Earlier this month, 14 of the government’s leading Muslim “counter-extremism” advisers penned a much-publicised letter to Gordon Brown warning him that Israel’s military action in Gaza was damaging his government’s efforts to tackle Muslim religious extremism at home. Although the writers of the letter disavowed any intention of wanting an alteration in British foreign policy, they went out of their way to urge the Prime Minister to pressure the American government to abandon its “partisan” foreign policy, and to lobby the EU to suspend trade negotiations with Israel.

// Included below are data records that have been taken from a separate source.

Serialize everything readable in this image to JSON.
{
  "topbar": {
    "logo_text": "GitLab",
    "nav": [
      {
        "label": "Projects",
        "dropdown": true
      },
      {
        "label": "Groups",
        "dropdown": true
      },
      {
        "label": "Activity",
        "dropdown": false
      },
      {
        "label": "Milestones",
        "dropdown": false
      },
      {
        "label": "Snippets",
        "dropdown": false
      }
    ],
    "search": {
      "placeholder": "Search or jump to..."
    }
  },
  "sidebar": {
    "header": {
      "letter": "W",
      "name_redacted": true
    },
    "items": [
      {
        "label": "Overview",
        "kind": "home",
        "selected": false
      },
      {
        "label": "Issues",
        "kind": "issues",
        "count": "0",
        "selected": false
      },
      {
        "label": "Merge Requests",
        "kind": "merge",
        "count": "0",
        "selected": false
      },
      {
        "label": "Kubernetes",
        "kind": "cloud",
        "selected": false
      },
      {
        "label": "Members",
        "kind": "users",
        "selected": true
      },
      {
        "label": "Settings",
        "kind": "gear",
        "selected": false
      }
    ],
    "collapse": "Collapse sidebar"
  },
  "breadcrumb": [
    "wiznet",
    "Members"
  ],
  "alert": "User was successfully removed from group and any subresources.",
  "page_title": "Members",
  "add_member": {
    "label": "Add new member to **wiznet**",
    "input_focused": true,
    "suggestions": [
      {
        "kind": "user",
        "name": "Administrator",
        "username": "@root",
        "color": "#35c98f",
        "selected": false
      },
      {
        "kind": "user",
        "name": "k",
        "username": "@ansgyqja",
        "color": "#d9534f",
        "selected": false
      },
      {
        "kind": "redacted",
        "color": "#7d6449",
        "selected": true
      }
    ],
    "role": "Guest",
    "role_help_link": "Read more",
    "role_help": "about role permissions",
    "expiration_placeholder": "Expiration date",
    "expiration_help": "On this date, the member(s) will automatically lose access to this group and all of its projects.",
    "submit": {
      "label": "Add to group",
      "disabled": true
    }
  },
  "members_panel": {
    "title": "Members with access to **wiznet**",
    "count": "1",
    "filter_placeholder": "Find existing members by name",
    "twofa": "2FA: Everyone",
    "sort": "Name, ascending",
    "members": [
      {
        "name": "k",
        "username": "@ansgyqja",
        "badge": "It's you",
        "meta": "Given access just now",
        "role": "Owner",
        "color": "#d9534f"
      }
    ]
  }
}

Following the despatch of this letter, Justice Minister Shahid Malik warned that Israeli military activity in Gaza was having a “profoundly acute and unhealthy” effect on British Muslim communities.” “Patience,” he cautioned, was “running out.” Muslims, Malik explained, could perceive no difference between current government policy towards Israel and that of Tony Blair. Another Muslim MP, Khalid Mahmood, echoed this sentiment, commenting that the government needed to use stronger language to show that “we as a nation are not happy with what is going on in Gaza”.
Well, of course no one is happy with what has been going on in Gaza. But this is not the only cause of unhappiness. I am unhappy with Muslim atrocities in India. Did the government’s “counter-extremism” advisers make a public statement about that? Do British Muslims accept the view of Hamas that Israel should be done away with? How many Islamic-sponsored public demonstrations have there been against Hamas repression of its own political opponents?
Anglo-Muslim outrage, in short, seems highly selective to me. But I am equally concerned about the underlying insinuation behind the public utterances to which I have referred.
If British Muslims, young or old, wish to express their opposition to the government’s foreign policy, they are privileged to live in a country that grants them the freedom to do so. To suggest, however tentatively, that the government’s foreign policy validates or legitimates the resort to extremism not only strikes me as highly dangerous, but anyone who makes such an implication runs the risk of excusing the violent subversion of the machinery of democracy in this country.